Could ICE Actually Get Abolished? This Democratic Lawmaker Is Writing A Bill To Get Rid Of It

Following the implementation of the Trump administration's zero tolerance immigration policy back in April, some have called for the abolition of the U.S. Immigration and Customs Enforcement agency, otherwise known as ICE. While disbanding the agency is an increasingly popular sentiment shared among some immigration activists, you may be wondering whether ICE actually could get abolished. A Democratic lawmaker is writing a bill to dismantle the agency. The forthcoming bill's exact contents — and chances of passing — are not yet known, though its focus will be on developing a more "humane" alternative to ICE.

Last week, Congressman Mark Pocan, a Democrat from Wisconsin, took a trip to the southern U.S. border to observe immigration enforcement activities in the area. Following his trip, Pocan announced via a statement on his website that he would be introducing legislation to abolish the agency. As the Congressman stated:

During my trip to the southern border, it was clear that ICE, and its actions of hunting down and tearing apart families, has wreaked havoc on far too many people ICE is ... ripping at the moral fabric of our nation ... I’m introducing legislation that would abolish ICE and crack down on the agency’s blanket directive to target and round up individuals and families. The heartless actions of this abused agency do not represent the values of our nation and the U.S. must develop a more humane immigration system, one that treats every person with dignity and respect ...

Pocan also indicated on his website that his forthcoming legislation will include both the abolition of ICE and the creation of a commission to provide recommendations on how the U.S. government can develop a more "humane immigration enforcement system."

The congressman from Wisconsin expounded on his legislation during an interview with NBC News on June 30. Pocan noted that the Trump administration's actions, particularly the family separations that stemmed from the administration's zero tolerance immigration policy, drove him to start developing a bill related to ICE. As Pocan told NBC:

President Trump has been an evolution for many of us in how far he will go and, I would argue, his actions that damage the country, and at what points you have to stop them ... Then when the president said this weekend we can get rid of due process — he’s already abusing ICE’s functions as a personal political police force for his own reasons, and then when you add getting rid of due process, this is not what America’s about. That was really the catalyst ...

Pocan also noted that the aforementioned commission would constitute a key part of his immigration legislation. As Pocan described, there are many federal agencies that can and do engage in work that is similar to that of ICE. He told NBC that the job of the commission would be to "lay out the duties that need to continue that ICE does that are appropriate and proper and then take away the ones that the president has maybe abused that maybe no longer need to exist." The duties that the commission decides should continue would then be assigned to an appropriate federal agency, once approved by Congress.

The Congressman also indicated that he thinks ICE needs to be abolished because he believes it has moved away from its original purpose of countering terrorism post-9/11. As Pocan described to NBC:

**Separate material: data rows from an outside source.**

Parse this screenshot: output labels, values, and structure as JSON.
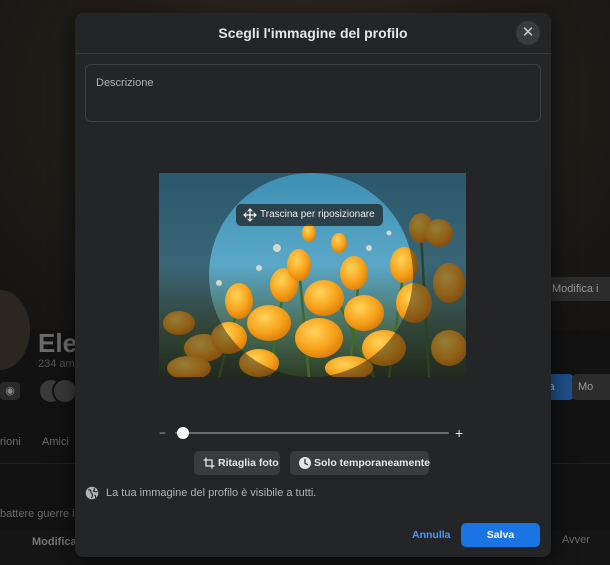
{
  "background": {
    "profile_name": "Elen",
    "friends_count": "234 am",
    "tabs": [
      "rioni",
      "Amici"
    ],
    "post_text": "battere guerre in",
    "edit_cover_label": "Modifica i",
    "edit_label": "Modifica",
    "action_label": "ia",
    "more_label": "Mo",
    "notice_label": "Avver"
  },
  "modal": {
    "title": "Scegli l'immagine del profilo",
    "close_icon": "close-icon",
    "description_placeholder": "Descrizione",
    "description_value": "",
    "drag_hint": "Trascina per riposizionare",
    "zoom": {
      "min_label": "−",
      "max_label": "+",
      "level": 0.03
    },
    "crop_button": "Ritaglia foto",
    "temporary_button": "Solo temporaneamente",
    "visibility_text": "La tua immagine del profilo è visibile a tutti.",
    "cancel_label": "Annulla",
    "save_label": "Salva"
  },
  "colors": {
    "modal_bg": "#242526",
    "accent": "#1b74e4",
    "link": "#4599ff",
    "flower": "#f5a623"
  }
}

The whole idea is that it [ICE] was created after 9/11 with the terrorist actions that affected this country in mind. If you take them away from that focus because they're busy finding that person who got a speeding ticket in Kansas at a meatpacking facility, you’re not going after someone who could be a threat to a large number of Americans.

Pocan told NBC News that the wording of the bill is not yet final. However, it is expected that the Congressman will soon be introducing the legislation. Time will tell just how much support Pocan has for the forthcoming bill — and whether other members of Congress will similarly call for an end to the controversial federal agency.